1. On October 26, 2007, Imperial assigned part of its interest to Sovereign Life Financing, LLC. For purposes of clarity, “Imperial” will refer to both Imperial and Sovereign Life Financing, LLC.
2. In April 2012, Ostrem filed a motion to issue commissions for out-of-state subpoenas requesting that the Polk County District Court issue a commission to the Florida courts to issue subpoenas for discovery, which would compel Imperial to produce certain documents in its possession. PrideCo resisted the motion.In May 2012, Ostrem filed a motion for temporary injunction to enjoin PrideCo from litigating the Georgia case. Ostrem argued the Iowa and Georgia actions are essentially the same and, because the Iowa case was filed first, the Iowa case should proceed first. He argued also that Georgia cannot exercise personal jurisdiction over David, Kobernusz, and AIP, so only Iowa can dispose of all the claims associated with this transaction. PrideCo resisted.
3. Aside from these above-cited cases, there are numerous other instances of courts imputing the contacts of a predecessor to its successor. See, e.g., Opportunity Fund, LLC, v. Epitome Systems, Inc., 912 F.Supp.2d 531, 538–40 (S.D.Ohio 2012) (analyzing the contacts of a corporate predecessor to determine whether the court could exercise personal jurisdiction over successor); Oticon, Inc. v. Sebotek Hearing Sys. LLC, 865 F.Supp.2d 501, 508–09 (D.N.J.2011) (applying New Jersey successor liability law to determine whether to exercise jurisdiction over purported corporate successor); Perceptron, Inc. v. Silicon Video, Inc., 423 F.Supp.2d 722, 725 (E.D.Mich.2006) (stating that “a predecessor corporation's contacts with the forum state can be imputed to its successor corporation for the purposes of determining the surviving corporation's susceptibility to personal jurisdiction”); Patrick v. Mass. Port Auth., 141 F.Supp.2d 180, 185–86 (D.N.H.2001) (applying New Hampshire state law to determine whether a purported successor was subject to personal jurisdiction based on predecessor's contacts); Linzer v. EMI Blackwood Music, Inc., 904 F.Supp. 207, 213 (S.D.N.Y.1995) (stating a corporate successor may be subject to personal jurisdiction if the predecessor and successor are “one and the same” and “the predecessor continue[s] to exist as part of the successor”); Inter–Americas Ins. Corp. v. Xycor Sys., Inc., 757 F.Supp. 1213, 1218 (D.Kan.1991) (adopting rule that contacts of predecessor impute to successor when the successor would be liable under Kansas successor liability law); Colson Servs. Corp. v. Bank of Baltimore, 712 F.Supp. 28, 30 (S .D.N.Y.1989) (stating general rule that under certain conditions a corporate successor may be subject to jurisdiction based on the activities of its predecessor); Jeffrey v. Rapid Am. Corp., 529 N.W.2d 644, 658 (Mich.1995) (holding “the jurisdictional contacts of a predecessor can be imputed to a successor when the successor expressly assumes all liabilities of the predecessor”); Bennett v.. Rapid Am. Corp., 816 S.W.2d 677, 678 (Mo.1991) (noting widespread imputation of predecessor's jurisdictional contacts to successor and citing cases); Simmers v. Am. Cyanamid Corp., 576 A.2d 376, 390 (Pa.Super.1990) (concluding “the acts of a predecessor corporation may be attributed to its successor for the purposes of determining whether jurisdiction is proper”).
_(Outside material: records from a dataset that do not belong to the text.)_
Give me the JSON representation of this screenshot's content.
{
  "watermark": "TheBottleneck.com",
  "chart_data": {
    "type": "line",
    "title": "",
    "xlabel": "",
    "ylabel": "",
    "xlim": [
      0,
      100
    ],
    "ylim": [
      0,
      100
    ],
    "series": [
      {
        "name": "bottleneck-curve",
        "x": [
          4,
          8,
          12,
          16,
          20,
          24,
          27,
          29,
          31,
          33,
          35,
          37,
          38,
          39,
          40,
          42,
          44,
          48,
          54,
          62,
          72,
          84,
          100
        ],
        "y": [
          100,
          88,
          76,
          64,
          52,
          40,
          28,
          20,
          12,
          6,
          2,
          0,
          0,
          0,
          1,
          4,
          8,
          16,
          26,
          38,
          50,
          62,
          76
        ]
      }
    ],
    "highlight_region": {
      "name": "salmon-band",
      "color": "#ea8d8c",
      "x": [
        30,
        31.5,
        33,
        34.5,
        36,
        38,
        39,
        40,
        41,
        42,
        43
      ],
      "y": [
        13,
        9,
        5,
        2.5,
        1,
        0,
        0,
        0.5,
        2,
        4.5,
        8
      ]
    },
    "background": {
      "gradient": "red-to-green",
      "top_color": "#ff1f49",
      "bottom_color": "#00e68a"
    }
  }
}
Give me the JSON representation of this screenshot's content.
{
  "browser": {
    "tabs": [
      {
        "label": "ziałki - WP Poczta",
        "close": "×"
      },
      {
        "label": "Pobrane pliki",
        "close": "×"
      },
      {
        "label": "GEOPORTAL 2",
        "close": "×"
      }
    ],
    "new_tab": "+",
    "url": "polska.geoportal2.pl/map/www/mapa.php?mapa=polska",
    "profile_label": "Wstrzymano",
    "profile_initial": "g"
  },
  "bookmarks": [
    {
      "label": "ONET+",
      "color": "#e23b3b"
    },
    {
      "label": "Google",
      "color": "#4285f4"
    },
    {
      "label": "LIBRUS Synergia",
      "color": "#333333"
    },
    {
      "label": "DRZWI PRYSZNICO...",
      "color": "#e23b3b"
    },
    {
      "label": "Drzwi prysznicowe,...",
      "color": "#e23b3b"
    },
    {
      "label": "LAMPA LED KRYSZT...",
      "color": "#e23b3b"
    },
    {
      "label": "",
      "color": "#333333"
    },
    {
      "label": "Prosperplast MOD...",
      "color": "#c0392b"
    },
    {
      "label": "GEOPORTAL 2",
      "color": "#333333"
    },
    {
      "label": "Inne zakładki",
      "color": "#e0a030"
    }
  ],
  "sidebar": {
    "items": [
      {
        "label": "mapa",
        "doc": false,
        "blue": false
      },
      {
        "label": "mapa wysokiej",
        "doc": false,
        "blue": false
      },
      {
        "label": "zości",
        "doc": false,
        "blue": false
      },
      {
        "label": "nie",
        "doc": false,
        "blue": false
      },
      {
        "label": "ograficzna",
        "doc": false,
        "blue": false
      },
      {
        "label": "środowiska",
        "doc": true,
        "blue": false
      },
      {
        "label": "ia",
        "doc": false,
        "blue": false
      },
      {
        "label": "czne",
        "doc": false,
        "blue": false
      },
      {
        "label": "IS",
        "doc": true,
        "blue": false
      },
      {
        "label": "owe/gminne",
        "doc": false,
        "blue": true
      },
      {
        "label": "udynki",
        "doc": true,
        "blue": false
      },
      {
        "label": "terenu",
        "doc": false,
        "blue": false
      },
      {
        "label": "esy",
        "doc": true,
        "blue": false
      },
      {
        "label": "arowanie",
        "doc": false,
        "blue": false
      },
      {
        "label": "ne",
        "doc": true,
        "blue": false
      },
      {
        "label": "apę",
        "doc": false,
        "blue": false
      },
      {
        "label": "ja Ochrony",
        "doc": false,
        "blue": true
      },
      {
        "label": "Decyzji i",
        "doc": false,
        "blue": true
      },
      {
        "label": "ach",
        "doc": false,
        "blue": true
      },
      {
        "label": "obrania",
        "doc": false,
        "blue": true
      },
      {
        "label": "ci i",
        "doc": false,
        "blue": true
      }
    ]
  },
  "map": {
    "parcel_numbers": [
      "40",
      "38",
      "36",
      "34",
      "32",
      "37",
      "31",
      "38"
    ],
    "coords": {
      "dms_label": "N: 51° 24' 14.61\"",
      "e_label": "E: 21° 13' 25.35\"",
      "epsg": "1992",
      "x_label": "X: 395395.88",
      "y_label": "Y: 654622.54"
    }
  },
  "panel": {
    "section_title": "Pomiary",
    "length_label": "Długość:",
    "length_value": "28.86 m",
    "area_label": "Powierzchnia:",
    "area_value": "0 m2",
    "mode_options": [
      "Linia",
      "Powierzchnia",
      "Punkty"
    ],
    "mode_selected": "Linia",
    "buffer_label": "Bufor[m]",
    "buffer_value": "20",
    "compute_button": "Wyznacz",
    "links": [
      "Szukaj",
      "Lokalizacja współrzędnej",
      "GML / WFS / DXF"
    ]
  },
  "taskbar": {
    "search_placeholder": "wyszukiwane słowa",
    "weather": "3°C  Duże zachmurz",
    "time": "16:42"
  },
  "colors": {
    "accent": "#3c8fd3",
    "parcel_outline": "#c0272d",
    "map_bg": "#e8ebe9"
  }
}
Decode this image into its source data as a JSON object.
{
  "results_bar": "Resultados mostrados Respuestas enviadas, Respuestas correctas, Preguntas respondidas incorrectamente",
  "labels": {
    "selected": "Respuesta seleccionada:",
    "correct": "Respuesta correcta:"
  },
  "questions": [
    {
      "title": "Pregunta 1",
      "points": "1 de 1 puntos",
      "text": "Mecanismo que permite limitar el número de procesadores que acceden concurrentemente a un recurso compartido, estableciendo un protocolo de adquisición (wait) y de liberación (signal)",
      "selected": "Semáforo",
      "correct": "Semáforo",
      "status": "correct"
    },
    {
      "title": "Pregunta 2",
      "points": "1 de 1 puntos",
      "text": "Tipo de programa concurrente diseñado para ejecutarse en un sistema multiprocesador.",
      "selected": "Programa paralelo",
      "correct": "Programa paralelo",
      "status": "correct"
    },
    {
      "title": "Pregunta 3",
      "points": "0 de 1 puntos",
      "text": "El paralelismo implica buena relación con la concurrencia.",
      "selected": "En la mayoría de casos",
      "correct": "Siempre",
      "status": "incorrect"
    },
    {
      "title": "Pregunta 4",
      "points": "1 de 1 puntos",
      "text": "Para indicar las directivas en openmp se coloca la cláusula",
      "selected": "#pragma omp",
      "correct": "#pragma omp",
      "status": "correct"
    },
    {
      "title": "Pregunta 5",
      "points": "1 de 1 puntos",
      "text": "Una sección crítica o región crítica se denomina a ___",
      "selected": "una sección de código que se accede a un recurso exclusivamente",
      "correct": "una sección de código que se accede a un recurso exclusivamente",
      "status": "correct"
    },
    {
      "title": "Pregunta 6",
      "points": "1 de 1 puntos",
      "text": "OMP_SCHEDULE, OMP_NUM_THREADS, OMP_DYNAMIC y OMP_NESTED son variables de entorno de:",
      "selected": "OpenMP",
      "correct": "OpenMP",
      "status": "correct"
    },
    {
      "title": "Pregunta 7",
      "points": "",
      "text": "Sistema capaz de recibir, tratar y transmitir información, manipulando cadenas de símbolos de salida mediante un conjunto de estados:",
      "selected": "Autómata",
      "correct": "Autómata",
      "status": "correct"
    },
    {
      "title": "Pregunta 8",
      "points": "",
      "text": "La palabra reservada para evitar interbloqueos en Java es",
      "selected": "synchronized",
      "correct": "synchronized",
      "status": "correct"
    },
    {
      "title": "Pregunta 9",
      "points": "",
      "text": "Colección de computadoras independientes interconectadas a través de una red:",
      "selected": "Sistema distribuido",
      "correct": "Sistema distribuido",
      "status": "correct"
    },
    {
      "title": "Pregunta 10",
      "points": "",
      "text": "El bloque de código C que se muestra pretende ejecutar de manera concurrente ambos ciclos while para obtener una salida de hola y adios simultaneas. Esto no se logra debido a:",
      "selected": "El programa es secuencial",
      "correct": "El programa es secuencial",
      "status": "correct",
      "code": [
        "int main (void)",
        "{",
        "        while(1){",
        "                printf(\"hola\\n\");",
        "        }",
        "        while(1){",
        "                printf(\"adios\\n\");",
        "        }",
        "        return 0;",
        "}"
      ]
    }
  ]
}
4. As noted above, the district court did not rule on Ostrem's motions because the court found it lacked personal jurisdiction. Ostrem did not raise them on appeal. We therefore do not address those motions. See Meier v. Senecaut, 641 N.W.2d 532, 537 (Iowa 2002) (“It is a fundamental doctrine of appellate review that issues must ordinarily be both raised and decided by the district court before we will decide them on appeal.”).